A previous Phase 1b/2 trial (NCT03393013), called MISSION, demonstrated that zetomipzomib — given alongside standard therapies — was generally safe and well tolerated in adults with active lupus nephritis, with most side effects reported as mild or moderate in severity.

The treatment also was found to significantly reduce kidney inflammation and urine protein levels, which serve as a marker of kidney damage in people with SLE and active lupus nephritis. Zetomipzomib also allowed patients to reduce their dose of corticosteroid without signs of general immunosuppression.

The larger Phase 2b PALIZADE trial now is evaluating the safety and efficacy of zetomipzomib in adults with active lupus nephritis. Participants will be randomly assigned to receive either the therapy — at doses of 30 mg or 60 mg — or a placebo, once a week for about a year, in addition to their standard therapy.

The study’s main goals are to assess the proportion of patients achieving complete kidney response at week 37, or after about nine months, and safety measures.

Complete kidney response will be defined by a urine protein-to-creatinine ratio (UPCR) of 0.5 mg/mg or less, which indicates a reduction in urine protein levels, along with preserved kidney function, measured by the estimated glomerular filtration rate.

Secondary goals are related to UPCR reductions, changes in SLE activity, corticosteroid use, and patients’ quality of life at several times points during treatment and up to one year.

“[Kidney] and autoimmune diseases are key therapeutic areas for Everest,” said Rogers Yongqing Luo, MD, Everest’s CEO. “We look forward to working closely with our partner on the clinical trials, utilizing Everest’s strong expertise in clinical development and regulatory filings, to bring this innovative therapy to the region as quickly as possible.”

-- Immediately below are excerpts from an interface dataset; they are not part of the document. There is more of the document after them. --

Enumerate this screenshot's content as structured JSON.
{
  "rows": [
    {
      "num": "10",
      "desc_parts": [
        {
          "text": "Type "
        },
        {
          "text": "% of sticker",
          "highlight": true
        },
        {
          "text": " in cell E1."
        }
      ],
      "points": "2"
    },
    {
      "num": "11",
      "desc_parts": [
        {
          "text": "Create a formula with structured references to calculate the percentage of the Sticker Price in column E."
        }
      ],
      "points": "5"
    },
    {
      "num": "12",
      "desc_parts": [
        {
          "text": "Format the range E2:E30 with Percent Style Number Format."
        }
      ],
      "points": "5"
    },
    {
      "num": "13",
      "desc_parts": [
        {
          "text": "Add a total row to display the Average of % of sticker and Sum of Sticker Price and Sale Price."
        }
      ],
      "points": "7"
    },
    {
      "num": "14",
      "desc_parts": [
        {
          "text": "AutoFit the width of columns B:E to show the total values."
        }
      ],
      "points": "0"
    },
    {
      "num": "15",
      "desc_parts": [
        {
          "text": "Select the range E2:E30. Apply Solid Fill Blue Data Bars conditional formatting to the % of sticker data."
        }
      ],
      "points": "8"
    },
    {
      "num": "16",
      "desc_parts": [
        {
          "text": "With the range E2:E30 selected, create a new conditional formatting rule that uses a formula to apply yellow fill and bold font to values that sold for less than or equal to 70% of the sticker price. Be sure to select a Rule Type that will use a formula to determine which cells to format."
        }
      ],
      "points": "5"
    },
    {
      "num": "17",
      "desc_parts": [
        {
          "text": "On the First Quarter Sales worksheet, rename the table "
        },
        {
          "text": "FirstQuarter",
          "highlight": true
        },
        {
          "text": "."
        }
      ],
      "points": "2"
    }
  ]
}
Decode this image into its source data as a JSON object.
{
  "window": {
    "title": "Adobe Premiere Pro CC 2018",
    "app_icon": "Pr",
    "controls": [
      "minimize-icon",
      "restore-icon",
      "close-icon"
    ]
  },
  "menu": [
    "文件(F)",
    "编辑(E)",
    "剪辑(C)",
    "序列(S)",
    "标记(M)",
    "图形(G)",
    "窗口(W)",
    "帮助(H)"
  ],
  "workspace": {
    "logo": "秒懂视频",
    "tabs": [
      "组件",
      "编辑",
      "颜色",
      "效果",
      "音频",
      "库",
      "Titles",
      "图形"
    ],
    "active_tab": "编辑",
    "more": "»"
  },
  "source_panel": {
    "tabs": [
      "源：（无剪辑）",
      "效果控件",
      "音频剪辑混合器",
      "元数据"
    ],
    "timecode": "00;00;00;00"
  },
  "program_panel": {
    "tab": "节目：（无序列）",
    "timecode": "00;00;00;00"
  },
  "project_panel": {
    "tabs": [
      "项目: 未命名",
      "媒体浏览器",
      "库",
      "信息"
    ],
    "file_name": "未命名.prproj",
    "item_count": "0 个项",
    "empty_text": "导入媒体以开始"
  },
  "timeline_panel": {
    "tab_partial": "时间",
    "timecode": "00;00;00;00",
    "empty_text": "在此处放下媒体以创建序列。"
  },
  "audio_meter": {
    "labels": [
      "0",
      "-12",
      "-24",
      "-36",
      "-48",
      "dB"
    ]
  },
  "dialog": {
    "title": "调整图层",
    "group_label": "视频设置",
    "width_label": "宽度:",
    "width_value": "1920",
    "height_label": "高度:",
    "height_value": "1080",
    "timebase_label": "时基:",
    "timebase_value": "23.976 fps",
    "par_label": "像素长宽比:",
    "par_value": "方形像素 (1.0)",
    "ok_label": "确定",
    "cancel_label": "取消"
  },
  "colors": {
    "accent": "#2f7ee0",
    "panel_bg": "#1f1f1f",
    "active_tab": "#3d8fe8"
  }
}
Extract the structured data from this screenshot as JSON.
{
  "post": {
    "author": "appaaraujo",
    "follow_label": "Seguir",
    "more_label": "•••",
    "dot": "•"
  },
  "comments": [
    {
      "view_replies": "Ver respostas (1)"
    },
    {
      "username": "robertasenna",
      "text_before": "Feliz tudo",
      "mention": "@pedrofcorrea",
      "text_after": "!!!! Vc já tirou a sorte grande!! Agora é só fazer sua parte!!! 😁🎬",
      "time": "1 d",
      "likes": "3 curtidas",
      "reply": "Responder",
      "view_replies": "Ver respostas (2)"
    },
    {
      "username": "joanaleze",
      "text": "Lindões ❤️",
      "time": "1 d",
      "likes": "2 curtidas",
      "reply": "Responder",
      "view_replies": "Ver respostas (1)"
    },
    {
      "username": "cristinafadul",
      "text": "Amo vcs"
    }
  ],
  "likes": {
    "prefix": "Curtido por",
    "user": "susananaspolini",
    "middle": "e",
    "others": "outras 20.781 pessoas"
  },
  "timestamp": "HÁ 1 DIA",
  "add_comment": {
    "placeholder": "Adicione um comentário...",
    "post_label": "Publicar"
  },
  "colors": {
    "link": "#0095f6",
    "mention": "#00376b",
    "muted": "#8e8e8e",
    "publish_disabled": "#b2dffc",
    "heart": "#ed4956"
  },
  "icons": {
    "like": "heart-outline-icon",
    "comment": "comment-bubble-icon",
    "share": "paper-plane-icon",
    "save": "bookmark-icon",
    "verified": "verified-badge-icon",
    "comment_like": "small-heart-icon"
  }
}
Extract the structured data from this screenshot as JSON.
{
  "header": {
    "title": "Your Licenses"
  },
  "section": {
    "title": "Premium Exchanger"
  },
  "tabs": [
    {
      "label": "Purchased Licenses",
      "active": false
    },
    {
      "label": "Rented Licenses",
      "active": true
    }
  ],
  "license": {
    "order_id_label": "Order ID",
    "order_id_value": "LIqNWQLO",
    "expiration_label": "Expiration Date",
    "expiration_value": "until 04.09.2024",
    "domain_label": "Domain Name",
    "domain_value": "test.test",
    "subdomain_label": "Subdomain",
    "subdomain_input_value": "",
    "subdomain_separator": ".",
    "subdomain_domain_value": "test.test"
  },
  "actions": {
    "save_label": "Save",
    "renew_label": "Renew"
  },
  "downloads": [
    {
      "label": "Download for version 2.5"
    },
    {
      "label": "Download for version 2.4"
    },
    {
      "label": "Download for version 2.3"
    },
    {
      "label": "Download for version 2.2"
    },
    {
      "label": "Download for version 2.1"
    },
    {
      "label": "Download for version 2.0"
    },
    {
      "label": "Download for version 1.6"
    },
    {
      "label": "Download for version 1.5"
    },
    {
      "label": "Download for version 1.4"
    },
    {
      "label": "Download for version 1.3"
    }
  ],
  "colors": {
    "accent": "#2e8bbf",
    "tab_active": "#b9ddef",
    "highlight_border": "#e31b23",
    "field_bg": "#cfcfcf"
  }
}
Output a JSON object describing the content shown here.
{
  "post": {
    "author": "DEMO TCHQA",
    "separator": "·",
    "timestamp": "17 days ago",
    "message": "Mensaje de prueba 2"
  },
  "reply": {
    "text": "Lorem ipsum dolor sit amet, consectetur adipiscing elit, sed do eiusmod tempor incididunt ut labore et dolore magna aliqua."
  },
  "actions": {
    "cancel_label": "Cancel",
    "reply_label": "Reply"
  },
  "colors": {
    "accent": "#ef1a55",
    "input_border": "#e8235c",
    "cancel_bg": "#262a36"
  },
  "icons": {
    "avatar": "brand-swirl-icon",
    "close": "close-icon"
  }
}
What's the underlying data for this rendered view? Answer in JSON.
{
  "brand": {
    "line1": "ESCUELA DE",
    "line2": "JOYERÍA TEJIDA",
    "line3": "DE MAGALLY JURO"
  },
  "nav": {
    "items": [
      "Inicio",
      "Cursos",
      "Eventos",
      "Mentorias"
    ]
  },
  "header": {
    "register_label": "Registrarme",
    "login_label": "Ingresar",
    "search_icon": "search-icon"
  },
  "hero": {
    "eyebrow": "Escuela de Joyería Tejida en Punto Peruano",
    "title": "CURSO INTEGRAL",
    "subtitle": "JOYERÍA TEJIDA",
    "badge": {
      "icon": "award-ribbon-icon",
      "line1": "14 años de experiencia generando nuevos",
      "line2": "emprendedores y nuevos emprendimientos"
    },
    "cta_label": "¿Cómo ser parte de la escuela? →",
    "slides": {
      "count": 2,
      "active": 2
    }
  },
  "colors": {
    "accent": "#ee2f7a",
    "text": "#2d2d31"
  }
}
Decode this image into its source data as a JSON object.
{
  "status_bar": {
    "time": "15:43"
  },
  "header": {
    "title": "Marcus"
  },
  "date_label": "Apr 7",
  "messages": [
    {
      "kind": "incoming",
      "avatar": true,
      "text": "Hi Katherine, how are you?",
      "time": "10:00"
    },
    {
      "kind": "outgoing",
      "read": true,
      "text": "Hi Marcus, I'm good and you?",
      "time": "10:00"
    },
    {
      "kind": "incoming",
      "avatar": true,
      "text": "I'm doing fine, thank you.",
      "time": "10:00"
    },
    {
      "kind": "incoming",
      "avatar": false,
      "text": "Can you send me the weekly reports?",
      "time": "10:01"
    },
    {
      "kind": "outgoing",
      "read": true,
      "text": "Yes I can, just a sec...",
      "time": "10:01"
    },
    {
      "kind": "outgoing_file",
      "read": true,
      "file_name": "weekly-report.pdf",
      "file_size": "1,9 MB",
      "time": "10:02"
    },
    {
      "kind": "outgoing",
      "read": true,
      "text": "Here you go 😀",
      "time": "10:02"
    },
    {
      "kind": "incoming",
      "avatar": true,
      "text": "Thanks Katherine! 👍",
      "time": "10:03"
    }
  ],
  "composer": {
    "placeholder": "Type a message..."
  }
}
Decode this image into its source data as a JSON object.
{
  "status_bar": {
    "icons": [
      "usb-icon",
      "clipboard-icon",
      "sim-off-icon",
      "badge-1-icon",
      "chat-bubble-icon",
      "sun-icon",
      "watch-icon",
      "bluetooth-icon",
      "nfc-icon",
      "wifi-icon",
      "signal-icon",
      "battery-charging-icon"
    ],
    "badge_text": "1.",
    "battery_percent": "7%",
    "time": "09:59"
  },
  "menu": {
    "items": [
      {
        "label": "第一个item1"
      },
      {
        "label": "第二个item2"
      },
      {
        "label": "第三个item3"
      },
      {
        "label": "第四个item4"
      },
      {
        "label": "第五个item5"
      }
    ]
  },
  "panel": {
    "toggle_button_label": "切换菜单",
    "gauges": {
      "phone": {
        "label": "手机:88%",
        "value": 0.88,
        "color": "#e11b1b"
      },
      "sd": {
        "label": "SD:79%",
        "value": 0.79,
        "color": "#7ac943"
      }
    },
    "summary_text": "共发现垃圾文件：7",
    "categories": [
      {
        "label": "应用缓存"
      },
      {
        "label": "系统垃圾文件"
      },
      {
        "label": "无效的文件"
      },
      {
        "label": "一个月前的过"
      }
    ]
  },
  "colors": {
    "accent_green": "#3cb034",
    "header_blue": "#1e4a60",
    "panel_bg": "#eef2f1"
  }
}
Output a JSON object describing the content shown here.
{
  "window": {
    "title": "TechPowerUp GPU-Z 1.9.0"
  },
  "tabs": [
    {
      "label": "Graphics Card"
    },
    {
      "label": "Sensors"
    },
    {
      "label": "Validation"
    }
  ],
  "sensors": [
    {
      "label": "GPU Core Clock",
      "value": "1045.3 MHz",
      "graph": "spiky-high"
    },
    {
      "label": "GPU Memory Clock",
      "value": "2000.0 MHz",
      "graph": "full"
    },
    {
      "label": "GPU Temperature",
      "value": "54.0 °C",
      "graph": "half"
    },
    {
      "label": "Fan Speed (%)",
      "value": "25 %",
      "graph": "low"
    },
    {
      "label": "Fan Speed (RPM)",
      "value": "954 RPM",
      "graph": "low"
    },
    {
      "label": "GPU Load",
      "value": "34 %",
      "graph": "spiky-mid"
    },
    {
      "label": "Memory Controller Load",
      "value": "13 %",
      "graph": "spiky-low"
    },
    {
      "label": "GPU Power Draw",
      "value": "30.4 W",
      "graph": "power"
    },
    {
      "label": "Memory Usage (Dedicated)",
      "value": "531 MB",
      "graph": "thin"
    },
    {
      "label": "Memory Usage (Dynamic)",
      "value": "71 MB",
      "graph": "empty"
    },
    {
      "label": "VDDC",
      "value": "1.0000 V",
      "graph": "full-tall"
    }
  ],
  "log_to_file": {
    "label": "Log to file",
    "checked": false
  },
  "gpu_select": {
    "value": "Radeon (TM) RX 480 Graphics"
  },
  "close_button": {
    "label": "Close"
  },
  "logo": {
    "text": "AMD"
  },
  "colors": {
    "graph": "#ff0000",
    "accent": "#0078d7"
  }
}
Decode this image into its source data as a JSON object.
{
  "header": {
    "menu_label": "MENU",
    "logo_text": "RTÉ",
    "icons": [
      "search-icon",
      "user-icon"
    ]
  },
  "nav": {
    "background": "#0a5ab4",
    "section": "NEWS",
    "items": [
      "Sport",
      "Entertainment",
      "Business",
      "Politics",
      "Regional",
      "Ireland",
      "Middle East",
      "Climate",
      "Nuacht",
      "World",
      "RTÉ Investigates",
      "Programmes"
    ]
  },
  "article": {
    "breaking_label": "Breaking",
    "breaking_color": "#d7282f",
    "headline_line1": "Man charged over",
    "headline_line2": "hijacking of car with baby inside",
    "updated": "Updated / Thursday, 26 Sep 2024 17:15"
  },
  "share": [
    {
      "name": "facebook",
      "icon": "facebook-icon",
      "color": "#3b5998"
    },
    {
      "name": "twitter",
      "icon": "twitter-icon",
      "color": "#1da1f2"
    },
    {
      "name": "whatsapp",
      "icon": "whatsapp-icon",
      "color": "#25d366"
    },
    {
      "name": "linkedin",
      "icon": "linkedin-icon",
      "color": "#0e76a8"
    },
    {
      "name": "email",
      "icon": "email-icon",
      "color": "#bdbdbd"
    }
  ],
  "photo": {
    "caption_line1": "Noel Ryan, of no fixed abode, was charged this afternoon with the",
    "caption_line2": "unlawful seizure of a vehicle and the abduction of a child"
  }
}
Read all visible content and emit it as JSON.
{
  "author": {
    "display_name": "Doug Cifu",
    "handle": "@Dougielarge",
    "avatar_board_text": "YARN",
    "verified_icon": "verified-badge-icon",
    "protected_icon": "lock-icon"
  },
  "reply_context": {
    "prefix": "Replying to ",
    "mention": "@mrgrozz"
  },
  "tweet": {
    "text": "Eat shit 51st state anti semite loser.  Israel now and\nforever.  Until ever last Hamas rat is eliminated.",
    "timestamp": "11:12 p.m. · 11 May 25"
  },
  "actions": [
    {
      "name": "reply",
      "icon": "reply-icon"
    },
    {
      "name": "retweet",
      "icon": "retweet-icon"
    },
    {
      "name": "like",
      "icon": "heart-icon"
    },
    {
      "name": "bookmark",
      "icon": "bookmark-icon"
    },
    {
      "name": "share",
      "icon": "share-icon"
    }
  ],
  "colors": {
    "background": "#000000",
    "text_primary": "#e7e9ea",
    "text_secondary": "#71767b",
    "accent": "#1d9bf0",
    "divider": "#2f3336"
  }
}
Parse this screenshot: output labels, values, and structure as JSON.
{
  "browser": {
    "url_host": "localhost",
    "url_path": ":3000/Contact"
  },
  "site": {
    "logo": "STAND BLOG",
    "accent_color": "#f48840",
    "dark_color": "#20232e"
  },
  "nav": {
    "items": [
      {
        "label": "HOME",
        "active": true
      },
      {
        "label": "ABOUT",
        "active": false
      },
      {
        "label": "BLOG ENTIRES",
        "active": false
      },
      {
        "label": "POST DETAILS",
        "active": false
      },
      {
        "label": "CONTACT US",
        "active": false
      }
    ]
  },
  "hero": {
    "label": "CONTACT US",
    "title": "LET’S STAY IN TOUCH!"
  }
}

As per the agreement, the two companies also may collaborate on future zetomipzomib clinical trials and for other health conditions.